That product is Yahoo!
When you go to Yahoo and its various connected products and services you can consistently expect to see and experience…
- Simple interfaces
- Clean page layouts
- Animated (for a purpose) UI components
- Mouse and interaction responsiveness
- Minimal clicks to accomplish one’s goal
- Intuitive functionality
- A guiding, helpful presence.
Simple interfaces with clean edges and layouts allow for the smooth transition of the user’s eyes from page element to element. They facilitate intuitive designs, interactions and results. Animated page elements, not for the sake of animating, but for the sake of the gentle transition from one state of information or ideas to another are invaluable to empowering the user to accomplish things painlessly and pleasingly in as few clicks as possible. This is Yahoo!
Please & Thank you.
A wonderful example of the added value and top-notch user experience that Yahoo presents is within their Search product. Yahoo presents an extremely pleasing search experience. There have been countless times where I have attempted, on other search engines, to find something online, and search and search I did — sometimes without success — many times spending endless hours.

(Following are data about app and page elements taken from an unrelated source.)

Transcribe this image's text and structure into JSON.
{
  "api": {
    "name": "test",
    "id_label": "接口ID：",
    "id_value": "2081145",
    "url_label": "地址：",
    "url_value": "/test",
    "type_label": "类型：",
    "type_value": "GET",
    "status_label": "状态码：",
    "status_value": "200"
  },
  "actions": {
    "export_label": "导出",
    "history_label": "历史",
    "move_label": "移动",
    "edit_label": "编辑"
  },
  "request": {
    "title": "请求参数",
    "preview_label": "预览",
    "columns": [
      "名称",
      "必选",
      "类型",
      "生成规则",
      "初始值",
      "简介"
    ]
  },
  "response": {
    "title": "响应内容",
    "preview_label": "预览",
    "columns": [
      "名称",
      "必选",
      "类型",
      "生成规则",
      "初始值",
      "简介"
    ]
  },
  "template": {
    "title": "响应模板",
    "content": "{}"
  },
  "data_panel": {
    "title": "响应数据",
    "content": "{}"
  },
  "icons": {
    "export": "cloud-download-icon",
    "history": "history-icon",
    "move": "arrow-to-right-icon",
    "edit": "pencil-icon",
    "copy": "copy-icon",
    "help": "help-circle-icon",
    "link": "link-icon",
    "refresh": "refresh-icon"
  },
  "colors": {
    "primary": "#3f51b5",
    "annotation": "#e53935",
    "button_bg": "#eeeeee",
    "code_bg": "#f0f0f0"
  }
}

In what I feel is a great example of the Yahoo approach to excel in user experience is their Search Assistant. As I enter my search into Yahoo Search they automatically provide me with suggested auto-complete phrases. When the search runs, I am also presented with helpful ways to refine, try alternate ideas, phrases, and topics, and zero in what I want. I do not have to search for the Search Assistant. I do not have to figure out some complex way of entering more advanced queries. I do not have to worry. When I need it, I receive the right amount of help with the Search Assistant. Yahoo caters to its users’ needs, does not ask them to figure it out, but guides them on a journey to increase their gradual exposure and comfort with everything that is Yahoo. Yahoo, thank you.
It’s all about the trend.
Yahoo is not (yet) my default search engine. But, when I am having trouble finding something, it is to Yahoo I go — because Google is not going to help me. When I want to find a better way to do something online it is to Yahoo I go to see if they will offer or introduce me to something that will facilitate my task — they have content and services on their homepage for me. With increasing frequency many of us are returning to Yahoo for Search and the other products that they have been acclimating and introducing everyone to on each of our returning visits.
This is the heart of the trend in Yahoo’s visibly improving, more competitive, performance.
As Yahoo continues to push in their portal and user experience strategies, so too will the frequency of return users continue to increase. An ever improving and useful user experience will drive sustained growth in returning users, that will, in turn, drive revenue and future success of the Yahoo suite of products. A fact that many other Internet companies (and their constituents) can benefit from by truly taking to heart.
Remember, neither strong technology nor a cool user experience alone drives sustained success of a consumer product, but when intelligently combined, they result in sustainably successful products. Yahoo, you rock my world!
The Product Guy